Task directions :: Within the lines below, find those that hold the string "this" and copy each one.

== Segment start ==

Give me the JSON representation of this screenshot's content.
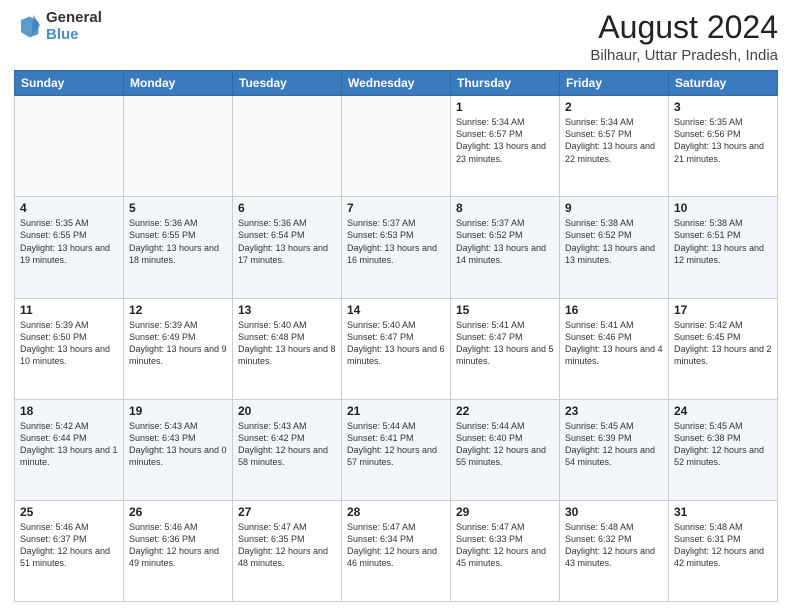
{
  "logo": {
    "line1": "General",
    "line2": "Blue"
  },
  "title": "August 2024",
  "subtitle": "Bilhaur, Uttar Pradesh, India",
  "headers": [
    "Sunday",
    "Monday",
    "Tuesday",
    "Wednesday",
    "Thursday",
    "Friday",
    "Saturday"
  ],
  "weeks": [
    [
      {
        "day": "",
        "info": ""
      },
      {
        "day": "",
        "info": ""
      },
      {
        "day": "",
        "info": ""
      },
      {
        "day": "",
        "info": ""
      },
      {
        "day": "1",
        "info": "Sunrise: 5:34 AM\nSunset: 6:57 PM\nDaylight: 13 hours\nand 23 minutes."
      },
      {
        "day": "2",
        "info": "Sunrise: 5:34 AM\nSunset: 6:57 PM\nDaylight: 13 hours\nand 22 minutes."
      },
      {
        "day": "3",
        "info": "Sunrise: 5:35 AM\nSunset: 6:56 PM\nDaylight: 13 hours\nand 21 minutes."
      }
    ],
    [
      {
        "day": "4",
        "info": "Sunrise: 5:35 AM\nSunset: 6:55 PM\nDaylight: 13 hours\nand 19 minutes."
      },
      {
        "day": "5",
        "info": "Sunrise: 5:36 AM\nSunset: 6:55 PM\nDaylight: 13 hours\nand 18 minutes."
      },
      {
        "day": "6",
        "info": "Sunrise: 5:36 AM\nSunset: 6:54 PM\nDaylight: 13 hours\nand 17 minutes."
      },
      {
        "day": "7",
        "info": "Sunrise: 5:37 AM\nSunset: 6:53 PM\nDaylight: 13 hours\nand 16 minutes."
      },
      {
        "day": "8",
        "info": "Sunrise: 5:37 AM\nSunset: 6:52 PM\nDaylight: 13 hours\nand 14 minutes."
      },
      {
        "day": "9",
        "info": "Sunrise: 5:38 AM\nSunset: 6:52 PM\nDaylight: 13 hours\nand 13 minutes."
      },
      {
        "day": "10",
        "info": "Sunrise: 5:38 AM\nSunset: 6:51 PM\nDaylight: 13 hours\nand 12 minutes."
      }
    ],
    [
      {
        "day": "11",
        "info": "Sunrise: 5:39 AM\nSunset: 6:50 PM\nDaylight: 13 hours\nand 10 minutes."
      },
      {
        "day": "12",
        "info": "Sunrise: 5:39 AM\nSunset: 6:49 PM\nDaylight: 13 hours\nand 9 minutes."
      },
      {
        "day": "13",
        "info": "Sunrise: 5:40 AM\nSunset: 6:48 PM\nDaylight: 13 hours\nand 8 minutes."
      },
      {
        "day": "14",
        "info": "Sunrise: 5:40 AM\nSunset: 6:47 PM\nDaylight: 13 hours\nand 6 minutes."
      },
      {
        "day": "15",
        "info": "Sunrise: 5:41 AM\nSunset: 6:47 PM\nDaylight: 13 hours\nand 5 minutes."
      },
      {
        "day": "16",
        "info": "Sunrise: 5:41 AM\nSunset: 6:46 PM\nDaylight: 13 hours\nand 4 minutes."
      },
      {
        "day": "17",
        "info": "Sunrise: 5:42 AM\nSunset: 6:45 PM\nDaylight: 13 hours\nand 2 minutes."
      }
    ],
    [
      {
        "day": "18",
        "info": "Sunrise: 5:42 AM\nSunset: 6:44 PM\nDaylight: 13 hours\nand 1 minute."
      },
      {
        "day": "19",
        "info": "Sunrise: 5:43 AM\nSunset: 6:43 PM\nDaylight: 13 hours\nand 0 minutes."
      },
      {
        "day": "20",
        "info": "Sunrise: 5:43 AM\nSunset: 6:42 PM\nDaylight: 12 hours\nand 58 minutes."
      },
      {
        "day": "21",
        "info": "Sunrise: 5:44 AM\nSunset: 6:41 PM\nDaylight: 12 hours\nand 57 minutes."
      },
      {
        "day": "22",
        "info": "Sunrise: 5:44 AM\nSunset: 6:40 PM\nDaylight: 12 hours\nand 55 minutes."
      },
      {
        "day": "23",
        "info": "Sunrise: 5:45 AM\nSunset: 6:39 PM\nDaylight: 12 hours\nand 54 minutes."
      },
      {
        "day": "24",
        "info": "Sunrise: 5:45 AM\nSunset: 6:38 PM\nDaylight: 12 hours\nand 52 minutes."
      }
    ],
    [
      {
        "day": "25",
        "info": "Sunrise: 5:46 AM\nSunset: 6:37 PM\nDaylight: 12 hours\nand 51 minutes."
      },
      {
        "day": "26",
        "info": "Sunrise: 5:46 AM\nSunset: 6:36 PM\nDaylight: 12 hours\nand 49 minutes."
      },
      {
        "day": "27",
        "info": "Sunrise: 5:47 AM\nSunset: 6:35 PM\nDaylight: 12 hours\nand 48 minutes."
      },
      {
        "day": "28",
        "info": "Sunrise: 5:47 AM\nSunset: 6:34 PM\nDaylight: 12 hours\nand 46 minutes."
      },
      {
        "day": "29",
        "info": "Sunrise: 5:47 AM\nSunset: 6:33 PM\nDaylight: 12 hours\nand 45 minutes."
      },
      {
        "day": "30",
        "info": "Sunrise: 5:48 AM\nSunset: 6:32 PM\nDaylight: 12 hours\nand 43 minutes."
      },
      {
        "day": "31",
        "info": "Sunrise: 5:48 AM\nSunset: 6:31 PM\nDaylight: 12 hours\nand 42 minutes."
      }
    ]
  ]
}
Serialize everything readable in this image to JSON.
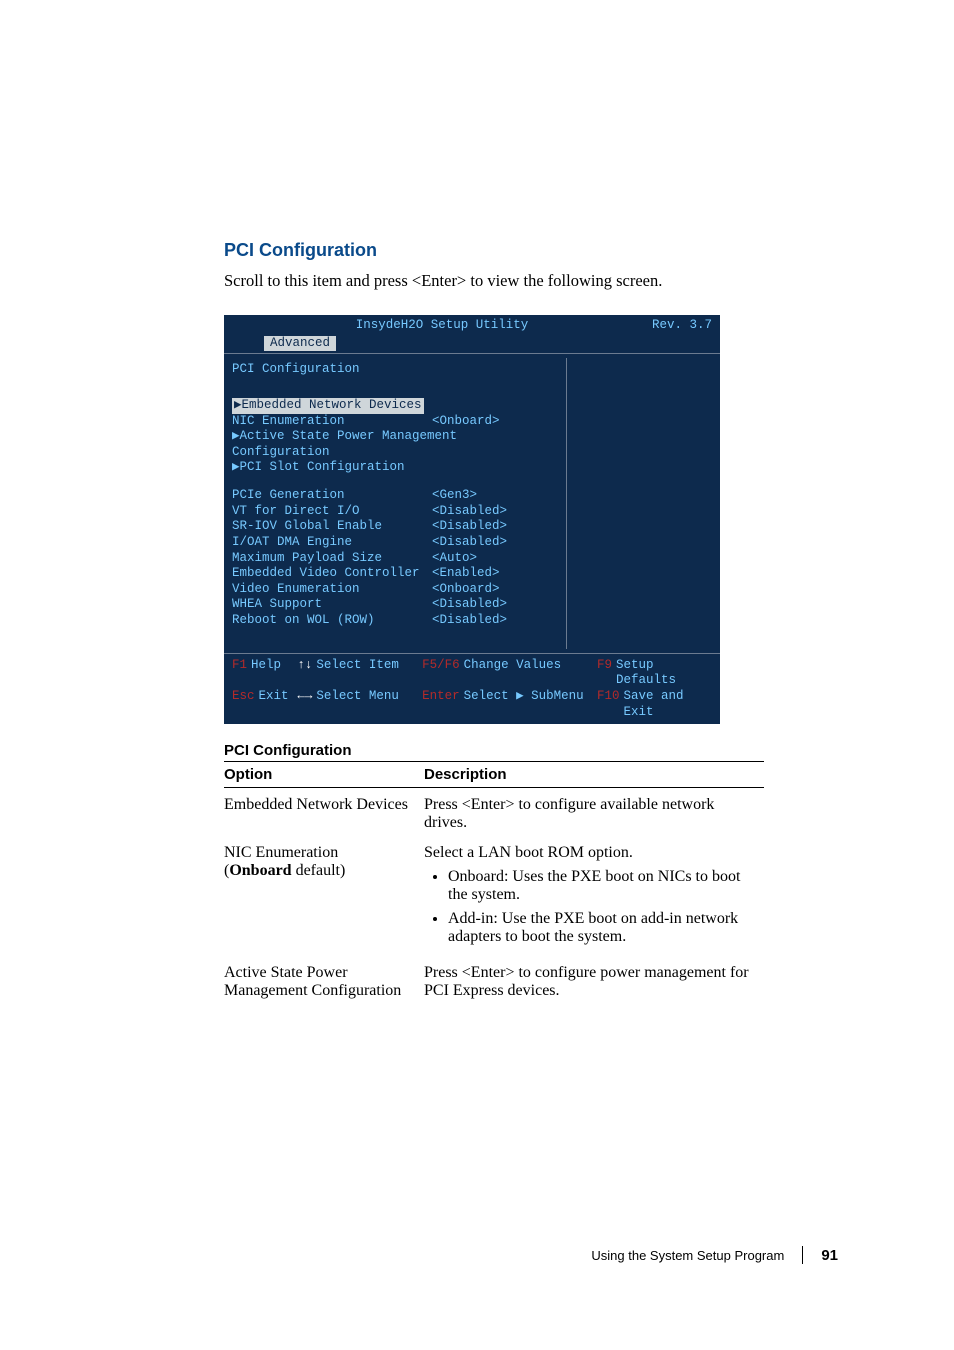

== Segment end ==

Answer space ::
Give me the JSON representation of this screenshot's content.
Serialize everything readable in this image to JSON.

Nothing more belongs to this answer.